Problem to work on:
Could you show each line of the records that contains the word "Muhammad"?

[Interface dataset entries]
* * * * *
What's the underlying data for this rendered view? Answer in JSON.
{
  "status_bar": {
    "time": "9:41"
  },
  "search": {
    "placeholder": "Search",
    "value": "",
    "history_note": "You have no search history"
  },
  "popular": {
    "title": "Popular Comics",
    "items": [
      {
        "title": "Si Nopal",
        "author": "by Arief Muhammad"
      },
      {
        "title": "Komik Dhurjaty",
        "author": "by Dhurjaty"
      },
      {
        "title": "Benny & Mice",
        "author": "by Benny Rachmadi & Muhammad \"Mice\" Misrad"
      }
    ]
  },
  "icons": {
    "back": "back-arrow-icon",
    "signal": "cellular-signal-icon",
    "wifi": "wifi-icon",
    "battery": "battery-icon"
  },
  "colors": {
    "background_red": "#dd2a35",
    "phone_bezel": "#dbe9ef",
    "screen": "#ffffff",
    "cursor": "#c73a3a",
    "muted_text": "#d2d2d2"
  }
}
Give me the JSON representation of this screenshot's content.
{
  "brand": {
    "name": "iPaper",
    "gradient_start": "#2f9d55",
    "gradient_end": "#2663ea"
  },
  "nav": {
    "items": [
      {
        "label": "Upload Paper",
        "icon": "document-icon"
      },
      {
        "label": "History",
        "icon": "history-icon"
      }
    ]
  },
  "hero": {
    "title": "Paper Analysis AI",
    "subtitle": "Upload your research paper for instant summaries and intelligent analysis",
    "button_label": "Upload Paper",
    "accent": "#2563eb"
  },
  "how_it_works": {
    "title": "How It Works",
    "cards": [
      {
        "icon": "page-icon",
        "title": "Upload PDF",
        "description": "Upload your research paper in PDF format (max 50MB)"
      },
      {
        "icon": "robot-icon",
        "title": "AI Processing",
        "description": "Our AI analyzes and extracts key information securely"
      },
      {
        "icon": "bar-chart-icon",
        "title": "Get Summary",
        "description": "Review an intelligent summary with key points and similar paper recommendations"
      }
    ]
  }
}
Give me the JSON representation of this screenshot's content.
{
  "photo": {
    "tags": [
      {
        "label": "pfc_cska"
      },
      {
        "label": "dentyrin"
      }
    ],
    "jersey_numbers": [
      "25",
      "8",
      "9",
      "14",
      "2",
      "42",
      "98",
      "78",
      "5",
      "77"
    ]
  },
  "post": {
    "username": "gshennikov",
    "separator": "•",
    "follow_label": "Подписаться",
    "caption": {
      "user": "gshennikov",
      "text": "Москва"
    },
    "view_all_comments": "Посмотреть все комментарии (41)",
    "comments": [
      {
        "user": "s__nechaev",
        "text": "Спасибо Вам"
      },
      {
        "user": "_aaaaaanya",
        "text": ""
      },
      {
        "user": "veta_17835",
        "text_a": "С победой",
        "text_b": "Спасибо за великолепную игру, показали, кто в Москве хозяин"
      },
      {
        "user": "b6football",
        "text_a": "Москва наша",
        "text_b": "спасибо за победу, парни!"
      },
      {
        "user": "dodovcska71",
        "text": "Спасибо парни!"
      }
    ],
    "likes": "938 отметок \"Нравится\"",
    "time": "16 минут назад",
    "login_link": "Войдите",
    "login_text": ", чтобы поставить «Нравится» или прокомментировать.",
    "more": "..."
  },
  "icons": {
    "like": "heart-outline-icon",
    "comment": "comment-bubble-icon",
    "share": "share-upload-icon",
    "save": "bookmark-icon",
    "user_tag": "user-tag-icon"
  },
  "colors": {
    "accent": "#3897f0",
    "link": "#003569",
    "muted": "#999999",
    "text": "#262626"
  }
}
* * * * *
Task result:
        "author": "by Arief Muhammad"
        "author": "by Benny Rachmadi & Muhammad \"Mice\" Misrad"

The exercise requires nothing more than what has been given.